What does it mean for facilities operators and logistics companies? Petraviam stands up to 80,000 pound trucks running all day, every day, rain or shine.
Four months ago Trent Christianson wanted to improve access to his game and cattle ranch. Rain created mud requiring 4-wheel drive. Mud turned to dust and erosion. During Hurricane Harvey the ranch got pelted with over 9-inches of rain. Getting to the ranch on the county road required 4-wheel drive. Once on the ranch road, Trent reports the road was solid, just like a highway. Watch this customer success video as Trent recounts his Petraviam experience.

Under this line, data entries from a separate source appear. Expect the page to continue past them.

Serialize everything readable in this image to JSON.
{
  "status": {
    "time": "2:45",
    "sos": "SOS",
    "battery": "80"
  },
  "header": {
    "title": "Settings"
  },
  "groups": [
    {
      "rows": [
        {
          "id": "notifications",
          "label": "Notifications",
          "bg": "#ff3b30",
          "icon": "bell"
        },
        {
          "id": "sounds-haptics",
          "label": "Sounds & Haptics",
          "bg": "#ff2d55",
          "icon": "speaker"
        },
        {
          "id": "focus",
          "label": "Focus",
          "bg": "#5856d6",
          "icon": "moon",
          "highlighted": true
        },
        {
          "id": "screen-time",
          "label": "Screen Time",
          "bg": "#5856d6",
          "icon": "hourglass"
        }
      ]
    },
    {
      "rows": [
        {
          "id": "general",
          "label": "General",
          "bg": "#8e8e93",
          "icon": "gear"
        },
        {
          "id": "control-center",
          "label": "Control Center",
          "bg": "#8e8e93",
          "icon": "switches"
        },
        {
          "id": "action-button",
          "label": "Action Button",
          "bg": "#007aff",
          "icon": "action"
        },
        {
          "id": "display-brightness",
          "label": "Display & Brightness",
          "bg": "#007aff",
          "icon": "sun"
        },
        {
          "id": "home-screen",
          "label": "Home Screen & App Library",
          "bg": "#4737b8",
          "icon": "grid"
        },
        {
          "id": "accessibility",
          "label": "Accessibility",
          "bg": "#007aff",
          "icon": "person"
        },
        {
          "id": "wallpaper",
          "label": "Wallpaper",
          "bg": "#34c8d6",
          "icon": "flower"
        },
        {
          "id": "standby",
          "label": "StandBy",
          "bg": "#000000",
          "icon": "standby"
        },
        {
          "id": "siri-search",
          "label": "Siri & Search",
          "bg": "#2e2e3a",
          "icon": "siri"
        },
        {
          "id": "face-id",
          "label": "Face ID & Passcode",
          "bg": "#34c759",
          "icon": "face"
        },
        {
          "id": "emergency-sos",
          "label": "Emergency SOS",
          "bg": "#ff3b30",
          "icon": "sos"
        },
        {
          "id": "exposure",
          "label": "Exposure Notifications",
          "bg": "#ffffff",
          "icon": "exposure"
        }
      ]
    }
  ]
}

Over a month ago, Petraviam was applied to this ranch road leaving the surface smooth and dust free. Watch the video as the driver takes you on 3-minute journey out the ranch road and down the county road. The ranch road is smooth at speeds of 45-miles per hour. The untreated county road is dusty, rough and at 40-miles per hour, uncomfortable to drive on.
States and municipalities are moving to unpaved roads to contain costs and improve the environment. As reported in Wired Magazine1, 27 states have made the move.
By un-paving instead of repaving, the city of Montpelier, Vermont, saved about $120,000—a big chunk for a city whose annual budget for street building and repairs was $1.3 million.
Plus, using materials like cement are expensive and environmentally unfriendly, the cement industry is a huge producer of the green house gas, carbon dioxide — responsible for about 5 percent of all global emissions. 2
Asphalt is harmful as well as it contains Volatile Organic Compounds such as benzene, and other known carcinogens. Coal tar, used in many surfacing applications is actually even more hazardous to the environment and ultimately our health.